  • Introduce cost dialogues. Managers responsible for costs should conduct annual “cost dialogues” with their internal customers. These discussions should clarify nonpersonnel costs for each cost group and the resources required for providing each product or service requested by the internal customer. Determining the service levels truly required by the customer allows the participants to quickly identify the best ways to reduce costs.
  • Define clear budget processes. Companies need a clear process for setting annual budgets and adjusting them during the course of the year. This includes, for example, identifying the manager responsible for each type of nonpersonnel cost, appointing decision-making bodies, establishing escalation mechanisms and reporting lines, and implementing performance management.
  • Establish a low-cost culture and be innovative. Guidelines and policies for nonpersonnel costs should be reviewed regularly to ensure that they are appropriate. Additionally, companies should look for opportunities to apply innovations, such as big data and digitization, to improve their cost position.

A global bank adopted these practices in its cost-management system to implement an effective program to control nonpersonnel costs and manage future cost pressures. For example, the bank established a new cost report to help senior managers stay focused on the program and to provide a channel for escalating issues. The central controlling function used the report to communicate quarterly results to the management board and to offer action-oriented insights by highlighting implementation risks and expenditures that exceeded budgeted amounts. The new report was integrated into the existing set of business reports provided to top management. The bank also introduced cost dialogues among business units to foster cost reduction efforts. These discussions were an opportunity for business units to agree on approaches to optimizing costs, such as through targeted reductions in service levels. To create a fact base for the cost dialogues, each business unit that provided services to internal clients was required to describe the cost drivers underlying its services.

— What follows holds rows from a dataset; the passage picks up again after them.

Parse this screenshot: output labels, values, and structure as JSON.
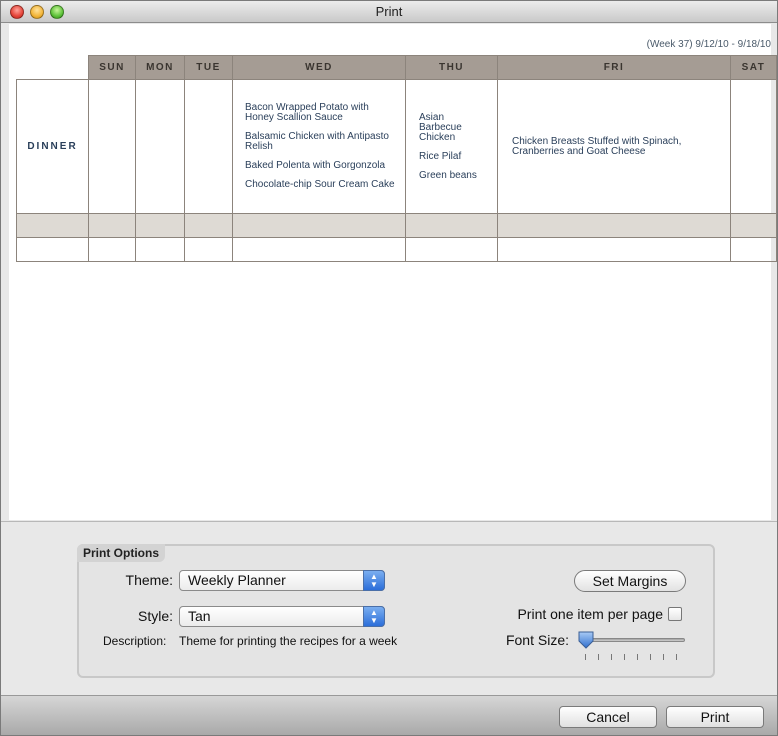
{
  "window": {
    "title": "Print"
  },
  "preview": {
    "week_range": "(Week 37) 9/12/10 - 9/18/10",
    "days": [
      "SUN",
      "MON",
      "TUE",
      "WED",
      "THU",
      "FRI",
      "SAT"
    ],
    "row_label": "DINNER",
    "meals": {
      "wed": [
        "Bacon Wrapped Potato with Honey Scallion Sauce",
        "Balsamic Chicken with Antipasto Relish",
        "Baked Polenta with Gorgonzola",
        "Chocolate-chip Sour Cream Cake"
      ],
      "thu": [
        "Asian Barbecue Chicken",
        "Rice Pilaf",
        "Green beans"
      ],
      "fri": [
        "Chicken Breasts Stuffed with Spinach, Cranberries and Goat Cheese"
      ]
    }
  },
  "options": {
    "group_title": "Print Options",
    "theme_label": "Theme:",
    "theme_value": "Weekly Planner",
    "style_label": "Style:",
    "style_value": "Tan",
    "description_label": "Description:",
    "description_value": "Theme for printing the recipes for a week",
    "set_margins_label": "Set Margins",
    "one_item_label": "Print one item per page",
    "one_item_checked": false,
    "font_size_label": "Font Size:",
    "font_size_level": 0
  },
  "footer": {
    "cancel_label": "Cancel",
    "print_label": "Print"
  },
  "colors": {
    "header": "#a59c94",
    "tan_row": "#dedad4",
    "text": "#2a3f5a",
    "accent": "#2c6ed9"
  }
}
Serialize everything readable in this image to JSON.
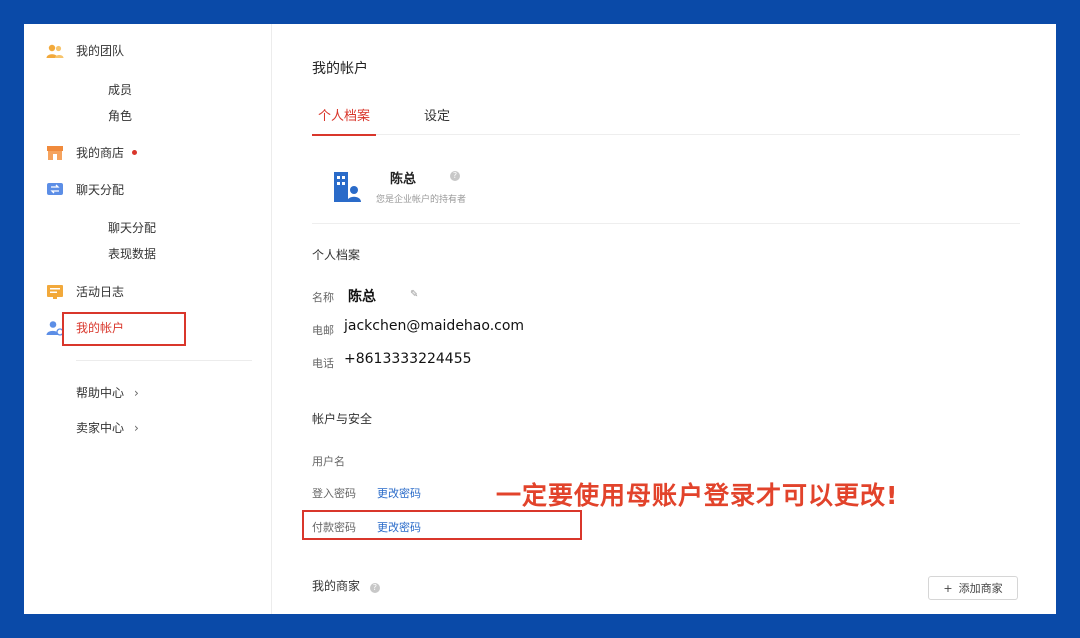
{
  "sidebar": {
    "team": {
      "label": "我的团队",
      "icon": "team-icon",
      "items": [
        "成员",
        "角色"
      ]
    },
    "shop": {
      "label": "我的商店",
      "icon": "shop-icon"
    },
    "chat": {
      "label": "聊天分配",
      "icon": "chat-assign-icon",
      "items": [
        "聊天分配",
        "表现数据"
      ]
    },
    "activity": {
      "label": "活动日志",
      "icon": "activity-log-icon"
    },
    "account": {
      "label": "我的帐户",
      "icon": "account-icon"
    },
    "help": {
      "label": "帮助中心"
    },
    "seller": {
      "label": "卖家中心"
    }
  },
  "main": {
    "title": "我的帐户",
    "tabs": [
      {
        "label": "个人档案",
        "active": true
      },
      {
        "label": "设定",
        "active": false
      }
    ],
    "profile": {
      "name": "陈总",
      "subtitle": "您是企业帐户的持有者"
    },
    "personal": {
      "title": "个人档案",
      "name_label": "名称",
      "name_value": "陈总",
      "email_label": "电邮",
      "email_value": "jackchen@maidehao.com",
      "phone_label": "电话",
      "phone_value": "+8613333224455"
    },
    "security": {
      "title": "帐户与安全",
      "username_label": "用户名",
      "login_pw_label": "登入密码",
      "login_pw_link": "更改密码",
      "pay_pw_label": "付款密码",
      "pay_pw_link": "更改密码"
    },
    "merchants": {
      "title": "我的商家",
      "add_label": "添加商家"
    }
  },
  "annotation": "一定要使用母账户登录才可以更改!",
  "colors": {
    "accent": "#d9362b",
    "link": "#2a6bc9",
    "border": "#0a4aa8",
    "annotation": "#e2432b"
  }
}
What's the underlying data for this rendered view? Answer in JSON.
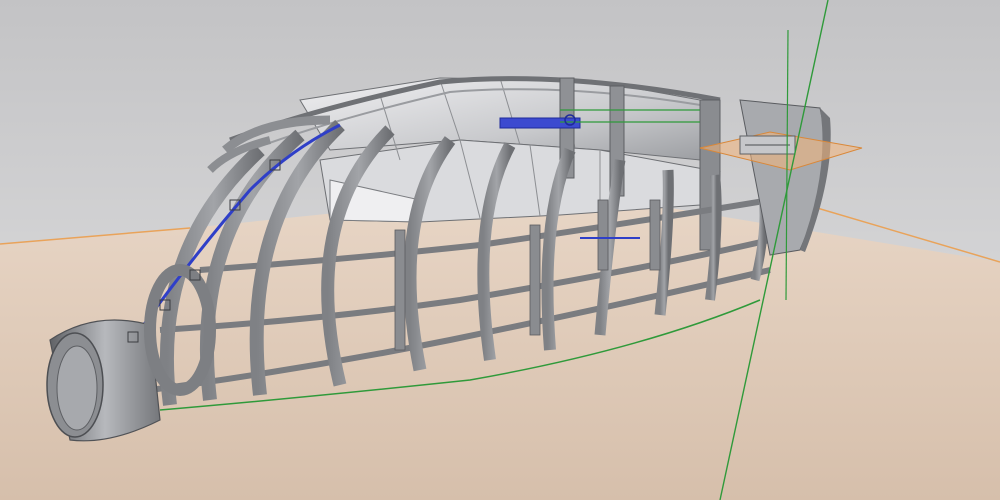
{
  "viewport": {
    "scene": "cad-3d-viewport",
    "background_colors": {
      "sky_top": "#c4c4c6",
      "sky_bottom": "#dededf",
      "ground_near": "#dcc6b4",
      "ground_far": "#e6d3c3",
      "ground_edge": "#e8a45c"
    },
    "model": {
      "frame_color": "#8e9094",
      "frame_dark": "#55575b",
      "skin_light": "#dedfe2",
      "skin_mid": "#a9abaf",
      "highlight_blue": "#2f3fc8",
      "ref_plane_orange": "#f4b47a",
      "axis_green": "#2f9a3a"
    }
  }
}
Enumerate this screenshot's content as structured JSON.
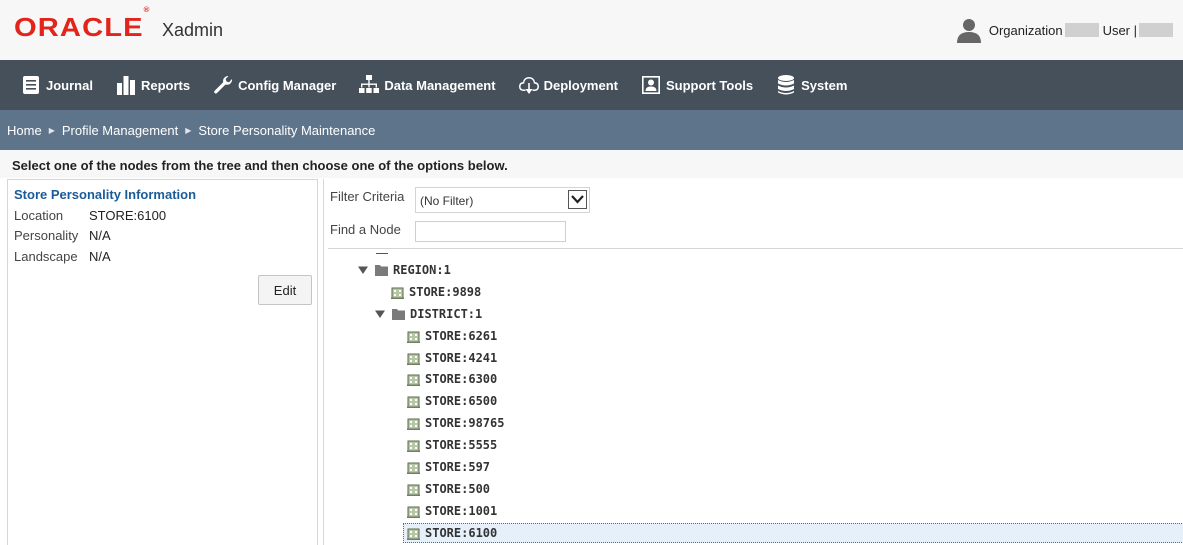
{
  "header": {
    "brand": "ORACLE",
    "app_name": "Xadmin",
    "organization_label": "Organization",
    "user_label": "User |"
  },
  "nav": {
    "journal": "Journal",
    "reports": "Reports",
    "config_manager": "Config Manager",
    "data_management": "Data Management",
    "deployment": "Deployment",
    "support_tools": "Support Tools",
    "system": "System"
  },
  "breadcrumb": {
    "home": "Home",
    "profile_management": "Profile Management",
    "store_personality": "Store Personality Maintenance"
  },
  "instruction": "Select one of the nodes from the tree and then choose one of the options below.",
  "info_panel": {
    "title": "Store Personality Information",
    "location_label": "Location",
    "location_value": "STORE:6100",
    "personality_label": "Personality",
    "personality_value": "N/A",
    "landscape_label": "Landscape",
    "landscape_value": "N/A",
    "edit_label": "Edit"
  },
  "tree_panel": {
    "filter_label": "Filter Criteria",
    "filter_value": "(No Filter)",
    "find_label": "Find a Node",
    "find_value": "",
    "nodes": {
      "region": "REGION:1",
      "store_9898": "STORE:9898",
      "district": "DISTRICT:1",
      "store_6261": "STORE:6261",
      "store_4241": "STORE:4241",
      "store_6300": "STORE:6300",
      "store_6500": "STORE:6500",
      "store_98765": "STORE:98765",
      "store_5555": "STORE:5555",
      "store_597": "STORE:597",
      "store_500": "STORE:500",
      "store_1001": "STORE:1001",
      "store_6100": "STORE:6100"
    }
  },
  "colors": {
    "brand_red": "#e2241b",
    "nav_bg": "#46505a",
    "breadcrumb_bg": "#5e748a",
    "link_blue": "#1a5c99",
    "selected_bg": "#e5f0fb"
  }
}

Getting Started

For many companies, achieving excellence in nonpersonnel costs represents a major untapped opportunity. By utilizing a comprehensive database of cost drivers and benchmarks, companies can identify the right costs to improve, set the right targets, and apply the right measures to achieve and sustain results.

To assess their starting point for using a driver-based program to reduce nonpersonnel costs, executives can ask themselves the following questions:

  • How big is our nonpersonnel-cost base and how has it developed over time?
  • What are our nonpersonnel-cost groups, subgroups, and drivers?
  • How widely dispersed is authority for nonpersonnel budgets throughout the company?
  • Which factors do we consider in determining budgets for nonpersonnel costs? What processes do we use to review those budgets on a monthly basis and set them annually?
  • How much attention do we give to managing the nonpersonnel-cost base? Is this level of attention sufficient? Have we assigned companywide responsibility for each major nonpersonnel-cost group to a specific manager? How successful have these managers been in driving down costs over time?
  • Have senior executives reached a consensus on the biggest opportunities for reducing nonpersonnel costs?
  • Do we systematically benchmark our nonpersonnel costs internally—among business units and over time—and externally?

For many companies, the answers to questions like these will point to significant opportunities to reduce their nonpersonnel costs and improve their controls for making the changes stick.